    Those living with anxiety disorders experience high levels of anxiety and stress that interfere negatively with daily life.

    Neuroatypical “Spectrum” Individuals and their Families

    These individuals often experience an extended period of anxiety and disruption as the young person ages out of the structured support settings available through the educational and social services systems.

    Thought Disorder

    A mental health issue in which a person’s cognitive function is impaired, resulting in symptoms like experiencing challenges with conducting speech, reading and writing, and behavior.

    Personality Disorders

    Mental health disorders that negatively affect a person’s behaviors, thought patterns, and function.
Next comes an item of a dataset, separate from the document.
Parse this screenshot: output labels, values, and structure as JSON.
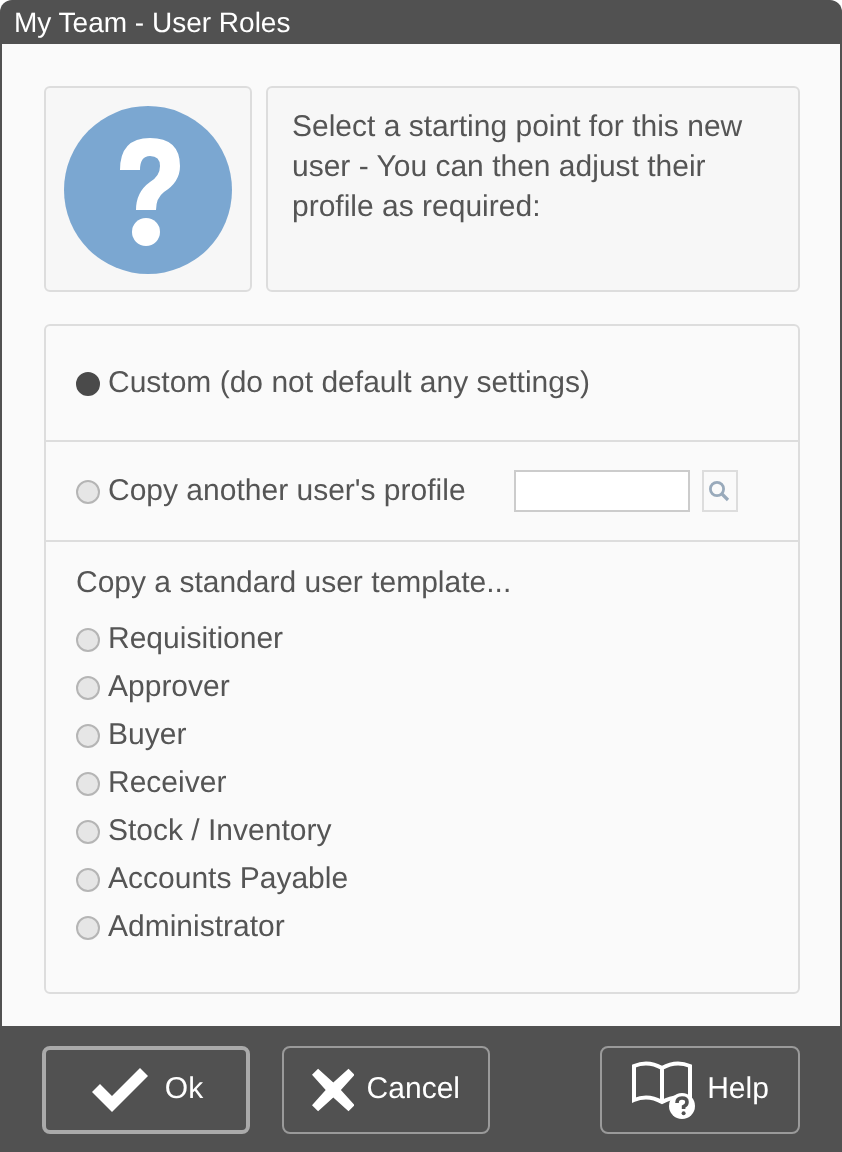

People diagnosed with these disorders experience challenges with managing relationships and understanding various situations.


    Post-Traumatic Stress Disorder is a mental health condition that people can develop as a result of experiencing traumatic situations, characterized by symptoms including flashbacks, avoidance behaviors, and more.


    A mental health condition that is characterized by specific symptoms of forgetfulness and lack of concentration, which makes it challenging to complete necessary tasks.

    Eating Disorders

    Mental health conditions that interfere with a person’s eating habits, thought patterns, and behaviors in negative ways.


    A mental health disorder diagnosable with the DSM-5 that is characterized by both obsessions and compulsive behaviors.

    Adopted Individuals and Families

    We are committed to the developing specialized services for adopted emerging adults and their families.